KINGSTON, Jamaica – The drugs-for-gun trade between Jamaica and Haiti has taken a strange twist with so-called Jamaican fishermen now exchanging animal carcasses with their Haitian counterparts for high-powered weapons, according to the police.
The local police believe the Haitians are exchanging the weapons for animal meat, which the Haitians use for food.
Preserving the meat
It is uncertain how the Jamaicans preserve the animal remains throughout the trip which sometimes lasts up to eight hours.
“The time the trip takes depends on a number of factors, such as the type engines, the point from which you leave, and the condition of the sea,” said Superintendent Marlon Dietrich, who is in charge of the Marine Division.
On their return from Haiti with the guns, the ‘fishermen’ are said to carry out various transactions in the waters around Portland, an area in which the police have now increased their patrols, both on land and sea.
When contacted yesterday, Dr. Henry Rainford, chief executive officer of the Jamaica Livestock Association, said he was unaware of the strange trade-off, but insisted that he would not be surprised if it was in fact taking place.
“I know there have been a lot of missing cattle in St. Elizabeth but we can’t say where they are gone to,” Dr. Rainford said. “There was quite a bit of stolen cattle in St. Elizabeth like one guy losing 45 heads, another one lost 22 heads and there was another that lost 30-odd heads,” Dr. Rainford explained.
For his part, Senator Norman Grant, President of the Jamaica Agricultural Society, said he was unaware of animal meat being traded for guns.
“It would be a matter (in which) we would certainly want to carry out some intense investigation to ascertain how factual is that information and what are the implications for the sector,” Senator Grant told The Gleaner.

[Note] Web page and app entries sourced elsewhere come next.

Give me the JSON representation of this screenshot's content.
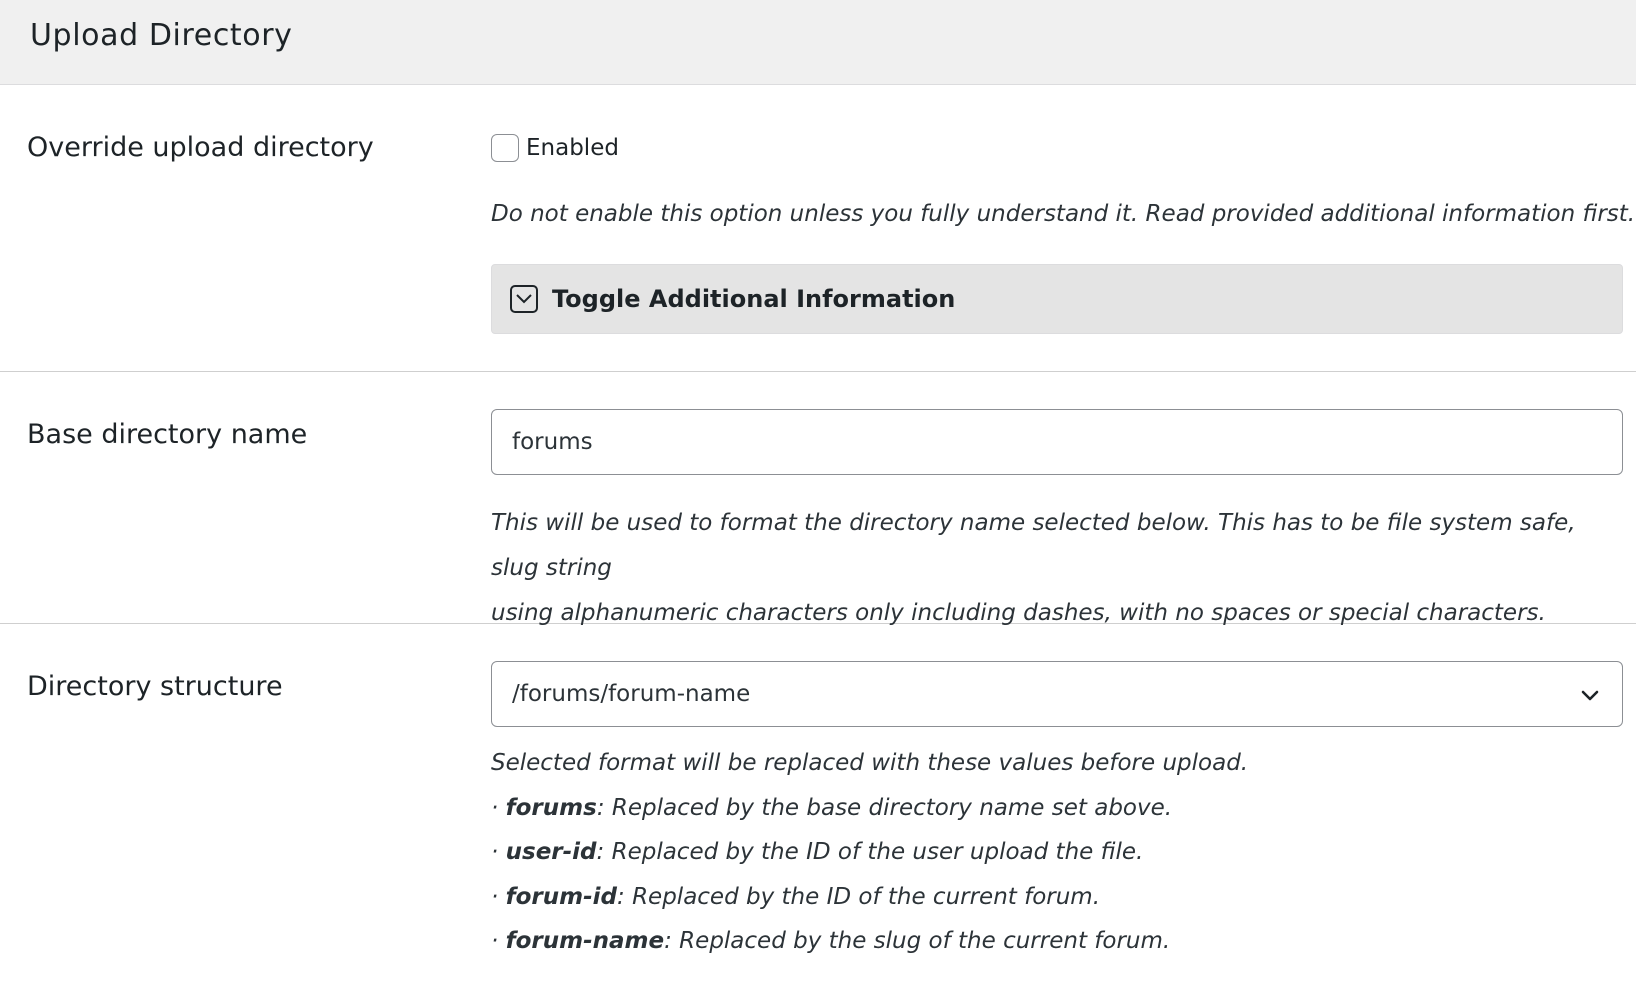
{
  "panel": {
    "title": "Upload Directory"
  },
  "override": {
    "label": "Override upload directory",
    "checkbox_label": "Enabled",
    "checked": false,
    "help": "Do not enable this option unless you fully understand it. Read provided additional information first.",
    "toggle_label": "Toggle Additional Information",
    "toggle_icon": "chevron-down-square-icon"
  },
  "base_dir": {
    "label": "Base directory name",
    "value": "forums",
    "help_line1": "This will be used to format the directory name selected below. This has to be file system safe, slug string",
    "help_line2": "using alphanumeric characters only including dashes, with no spaces or special characters."
  },
  "structure": {
    "label": "Directory structure",
    "selected": "/forums/forum-name",
    "intro": "Selected format will be replaced with these values before upload.",
    "items": [
      {
        "bullet": "· ",
        "token": "forums",
        "desc": ": Replaced by the base directory name set above."
      },
      {
        "bullet": "· ",
        "token": "user-id",
        "desc": ": Replaced by the ID of the user upload the file."
      },
      {
        "bullet": "· ",
        "token": "forum-id",
        "desc": ": Replaced by the ID of the current forum."
      },
      {
        "bullet": "· ",
        "token": "forum-name",
        "desc": ": Replaced by the slug of the current forum."
      }
    ]
  }
}
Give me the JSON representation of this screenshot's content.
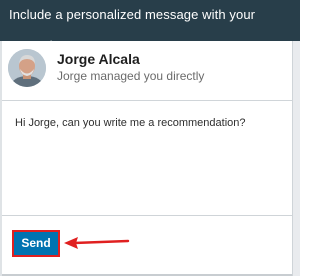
{
  "modal": {
    "header_text": "Include a personalized message with your request"
  },
  "recipient": {
    "name": "Jorge Alcala",
    "relation": "Jorge managed you directly"
  },
  "message": {
    "text": "Hi Jorge, can you write me a recommendation?"
  },
  "actions": {
    "send_label": "Send"
  },
  "colors": {
    "header_bg": "#283e4a",
    "button_bg": "#0073b1",
    "highlight": "#e02020"
  }
}
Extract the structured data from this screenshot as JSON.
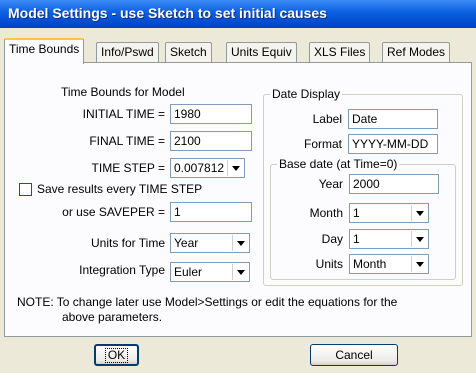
{
  "window": {
    "title": "Model Settings - use Sketch to set initial causes"
  },
  "tabs": [
    {
      "label": "Time Bounds",
      "active": true
    },
    {
      "label": "Info/Pswd",
      "active": false
    },
    {
      "label": "Sketch",
      "active": false
    },
    {
      "label": "Units Equiv",
      "active": false
    },
    {
      "label": "XLS Files",
      "active": false
    },
    {
      "label": "Ref Modes",
      "active": false
    }
  ],
  "time_bounds": {
    "heading": "Time Bounds for Model",
    "initial_time": {
      "label": "INITIAL TIME =",
      "value": "1980"
    },
    "final_time": {
      "label": "FINAL TIME =",
      "value": "2100"
    },
    "time_step": {
      "label": "TIME STEP =",
      "value": "0.007812"
    },
    "save_every": {
      "label": "Save results every TIME STEP",
      "checked": false
    },
    "saveper": {
      "label": "or use SAVEPER =",
      "value": "1"
    },
    "units": {
      "label": "Units for Time",
      "value": "Year"
    },
    "integration": {
      "label": "Integration Type",
      "value": "Euler"
    }
  },
  "date_display": {
    "legend": "Date Display",
    "label": {
      "label": "Label",
      "value": "Date"
    },
    "format": {
      "label": "Format",
      "value": "YYYY-MM-DD"
    },
    "base_date": {
      "legend": "Base date (at Time=0)",
      "year": {
        "label": "Year",
        "value": "2000"
      },
      "month": {
        "label": "Month",
        "value": "1"
      },
      "day": {
        "label": "Day",
        "value": "1"
      },
      "units": {
        "label": "Units",
        "value": "Month"
      }
    }
  },
  "note": {
    "line1": "NOTE:  To change later use Model>Settings or edit the equations for the",
    "line2": "above parameters."
  },
  "buttons": {
    "ok": "OK",
    "cancel": "Cancel"
  }
}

Head of Operation Kingfish, Assistant Commissioner Glenmore Hinds, told The Gleaner Monday that a Jamaican fishing boat was intercepted in Haitian waters Sunday night. “They (our overseas counterparts) boarded and searched the vessel but no contraband was found,” Hinds said.
With the help of their foreign counterparts, ACP Hinds said alot more ‘stop and search’ operations are now taking place on the high seas as the police step up efforts to stamp out the illegal activities. “Sometimes when they see law enforcement agents approaching, they throw the contraband over board,” said Mr. Hinds. He said persons involved in the guns-for-drugs trade can easily make a 300 per cent profit on whatever money they put into the illicit trade. It is for this reason that detectives attached to Operation Kingfish are probing a number of local businessmen, some of whom have been under surveillance for several months.